Here's a small taste of the amazing award space we've found in the last few months:
- Fly Japan Airlines' amazing business class to Tokyo through the fall of 2021, with space for two or more
- Use Delta SkyMiles to fly the family to Israel in Virgin Atlantic suites
- Wide-open award space to fly the amazing Qatar Qsuites to the Middle East, the Maldives, or even South Africa
- Incredible Delta SkyMiles flash sales to Hawaii from 14,000 SkyMiles roundtrip or Mexico for just 12,000 SkyMiles
Really, that's just a sample. Point blank, it's never been easier to book business class or first class seats using miles. And that includes travel far out in 2021 and into 2022.
Travel is on the ropes right now. Few people are traveling, and the road back to normal will be a long and winding one.
Yet ironically, there's probably never been a better time to book travel or start planning your future trips. And that's all thanks to cheap prices, flexibility, and the ability to both earn miles and put them to use.

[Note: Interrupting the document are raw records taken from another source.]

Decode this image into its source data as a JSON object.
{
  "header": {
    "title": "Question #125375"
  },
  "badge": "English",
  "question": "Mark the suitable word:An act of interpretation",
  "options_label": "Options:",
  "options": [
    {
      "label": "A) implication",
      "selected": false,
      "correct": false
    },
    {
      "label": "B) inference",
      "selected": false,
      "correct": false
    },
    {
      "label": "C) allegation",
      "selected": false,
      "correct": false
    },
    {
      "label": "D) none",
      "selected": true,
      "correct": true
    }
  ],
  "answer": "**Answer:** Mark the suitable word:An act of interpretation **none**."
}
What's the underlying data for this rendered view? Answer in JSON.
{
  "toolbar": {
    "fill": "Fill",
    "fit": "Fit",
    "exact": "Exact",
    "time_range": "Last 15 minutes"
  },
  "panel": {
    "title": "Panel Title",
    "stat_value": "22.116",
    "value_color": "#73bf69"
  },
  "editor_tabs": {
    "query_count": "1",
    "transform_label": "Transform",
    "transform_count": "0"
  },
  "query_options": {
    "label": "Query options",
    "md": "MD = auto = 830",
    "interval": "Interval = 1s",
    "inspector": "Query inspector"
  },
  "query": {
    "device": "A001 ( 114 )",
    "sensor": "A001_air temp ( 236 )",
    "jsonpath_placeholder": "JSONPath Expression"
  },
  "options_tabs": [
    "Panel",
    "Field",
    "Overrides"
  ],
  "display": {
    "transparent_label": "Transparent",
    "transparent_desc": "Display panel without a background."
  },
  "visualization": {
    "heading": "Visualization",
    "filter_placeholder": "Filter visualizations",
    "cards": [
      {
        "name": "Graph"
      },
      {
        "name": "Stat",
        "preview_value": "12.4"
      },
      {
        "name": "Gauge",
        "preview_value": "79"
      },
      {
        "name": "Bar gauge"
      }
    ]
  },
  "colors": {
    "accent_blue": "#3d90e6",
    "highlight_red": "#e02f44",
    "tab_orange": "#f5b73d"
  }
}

Gotta disagree with you on this one. I am eyeing a trip to Europe in the fall. If I spend $500 on a scheduled ticket for October, the airline has my money for the next 8 months, not me. For the next 7, I wait to see if my flight will take place and then when it cancels a month out, I get a voucher for my $500 not a voucher to book the same flight at the same price at a later date. If I knew I was locking in a flight to Paris for $500 for whenever the EU let’s us in, that’s one thing. But otherwise, I’m essentially buying a gift card to the airline rather than keeping my money and buying a ticket when I can go.
That’s a fair point. And Europe may not be the best example, as it’s one of the few regions where we aren’t seeing notable price drops (anymore) combined with the even higher uncertainty about when we may be allowed back in.
For many other spots, though, I think the even lower prices make it worth that gift card mentality. But to each their own!